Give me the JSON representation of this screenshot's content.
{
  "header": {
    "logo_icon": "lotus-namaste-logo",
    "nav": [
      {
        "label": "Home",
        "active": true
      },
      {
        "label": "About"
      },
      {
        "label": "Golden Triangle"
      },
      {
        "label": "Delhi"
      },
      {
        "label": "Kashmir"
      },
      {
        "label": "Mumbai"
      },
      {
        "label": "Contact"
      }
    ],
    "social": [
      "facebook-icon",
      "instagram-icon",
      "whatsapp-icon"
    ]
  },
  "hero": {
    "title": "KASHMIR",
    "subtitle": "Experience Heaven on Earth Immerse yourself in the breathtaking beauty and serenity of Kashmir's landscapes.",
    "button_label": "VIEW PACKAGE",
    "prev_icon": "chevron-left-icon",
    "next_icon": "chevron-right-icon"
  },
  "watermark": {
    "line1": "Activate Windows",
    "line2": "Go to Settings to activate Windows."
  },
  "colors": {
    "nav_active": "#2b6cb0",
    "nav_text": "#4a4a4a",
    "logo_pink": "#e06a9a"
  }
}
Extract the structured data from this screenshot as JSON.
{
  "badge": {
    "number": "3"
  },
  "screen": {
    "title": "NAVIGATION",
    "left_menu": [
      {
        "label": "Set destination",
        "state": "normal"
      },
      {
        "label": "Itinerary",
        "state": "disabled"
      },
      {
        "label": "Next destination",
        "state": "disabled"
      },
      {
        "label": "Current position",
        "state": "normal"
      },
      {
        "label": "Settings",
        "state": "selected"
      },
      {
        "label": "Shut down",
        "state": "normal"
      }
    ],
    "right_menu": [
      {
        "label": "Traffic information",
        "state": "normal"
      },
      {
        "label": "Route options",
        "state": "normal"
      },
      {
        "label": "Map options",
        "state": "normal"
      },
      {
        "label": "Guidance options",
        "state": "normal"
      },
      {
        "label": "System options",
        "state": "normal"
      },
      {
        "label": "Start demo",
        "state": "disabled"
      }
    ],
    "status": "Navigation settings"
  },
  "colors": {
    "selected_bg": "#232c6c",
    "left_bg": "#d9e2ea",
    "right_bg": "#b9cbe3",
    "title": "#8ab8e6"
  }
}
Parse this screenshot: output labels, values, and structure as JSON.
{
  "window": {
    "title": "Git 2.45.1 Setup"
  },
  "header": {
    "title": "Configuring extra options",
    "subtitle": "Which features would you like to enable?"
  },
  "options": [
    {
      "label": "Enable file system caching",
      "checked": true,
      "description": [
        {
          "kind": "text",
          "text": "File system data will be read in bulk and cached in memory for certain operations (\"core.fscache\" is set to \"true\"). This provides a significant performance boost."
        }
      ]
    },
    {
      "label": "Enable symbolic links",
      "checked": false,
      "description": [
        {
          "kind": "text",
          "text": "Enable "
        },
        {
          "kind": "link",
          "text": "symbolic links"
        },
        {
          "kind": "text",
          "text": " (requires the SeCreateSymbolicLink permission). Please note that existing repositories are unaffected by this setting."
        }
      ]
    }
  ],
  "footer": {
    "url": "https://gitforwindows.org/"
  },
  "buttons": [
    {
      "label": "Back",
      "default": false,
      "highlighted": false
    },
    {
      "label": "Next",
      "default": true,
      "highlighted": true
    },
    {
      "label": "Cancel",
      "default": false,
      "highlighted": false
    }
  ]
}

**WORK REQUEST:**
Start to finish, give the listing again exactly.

**SOLUTION TO THIS TASK:**
Give me the JSON representation of this screenshot's content.
{
  "header": {
    "logo_icon": "lotus-namaste-logo",
    "nav": [
      {
        "label": "Home",
        "active": true
      },
      {
        "label": "About"
      },
      {
        "label": "Golden Triangle"
      },
      {
        "label": "Delhi"
      },
      {
        "label": "Kashmir"
      },
      {
        "label": "Mumbai"
      },
      {
        "label": "Contact"
      }
    ],
    "social": [
      "facebook-icon",
      "instagram-icon",
      "whatsapp-icon"
    ]
  },
  "hero": {
    "title": "KASHMIR",
    "subtitle": "Experience Heaven on Earth Immerse yourself in the breathtaking beauty and serenity of Kashmir's landscapes.",
    "button_label": "VIEW PACKAGE",
    "prev_icon": "chevron-left-icon",
    "next_icon": "chevron-right-icon"
  },
  "watermark": {
    "line1": "Activate Windows",
    "line2": "Go to Settings to activate Windows."
  },
  "colors": {
    "nav_active": "#2b6cb0",
    "nav_text": "#4a4a4a",
    "logo_pink": "#e06a9a"
  }
}
Extract the structured data from this screenshot as JSON.
{
  "badge": {
    "number": "3"
  },
  "screen": {
    "title": "NAVIGATION",
    "left_menu": [
      {
        "label": "Set destination",
        "state": "normal"
      },
      {
        "label": "Itinerary",
        "state": "disabled"
      },
      {
        "label": "Next destination",
        "state": "disabled"
      },
      {
        "label": "Current position",
        "state": "normal"
      },
      {
        "label": "Settings",
        "state": "selected"
      },
      {
        "label": "Shut down",
        "state": "normal"
      }
    ],
    "right_menu": [
      {
        "label": "Traffic information",
        "state": "normal"
      },
      {
        "label": "Route options",
        "state": "normal"
      },
      {
        "label": "Map options",
        "state": "normal"
      },
      {
        "label": "Guidance options",
        "state": "normal"
      },
      {
        "label": "System options",
        "state": "normal"
      },
      {
        "label": "Start demo",
        "state": "disabled"
      }
    ],
    "status": "Navigation settings"
  },
  "colors": {
    "selected_bg": "#232c6c",
    "left_bg": "#d9e2ea",
    "right_bg": "#b9cbe3",
    "title": "#8ab8e6"
  }
}
Parse this screenshot: output labels, values, and structure as JSON.
{
  "window": {
    "title": "Git 2.45.1 Setup"
  },
  "header": {
    "title": "Configuring extra options",
    "subtitle": "Which features would you like to enable?"
  },
  "options": [
    {
      "label": "Enable file system caching",
      "checked": true,
      "description": [
        {
          "kind": "text",
          "text": "File system data will be read in bulk and cached in memory for certain operations (\"core.fscache\" is set to \"true\"). This provides a significant performance boost."
        }
      ]
    },
    {
      "label": "Enable symbolic links",
      "checked": false,
      "description": [
        {
          "kind": "text",
          "text": "Enable "
        },
        {
          "kind": "link",
          "text": "symbolic links"
        },
        {
          "kind": "text",
          "text": " (requires the SeCreateSymbolicLink permission). Please note that existing repositories are unaffected by this setting."
        }
      ]
    }
  ],
  "footer": {
    "url": "https://gitforwindows.org/"
  },
  "buttons": [
    {
      "label": "Back",
      "default": false,
      "highlighted": false
    },
    {
      "label": "Next",
      "default": true,
      "highlighted": true
    },
    {
      "label": "Cancel",
      "default": false,
      "highlighted": false
    }
  ]
}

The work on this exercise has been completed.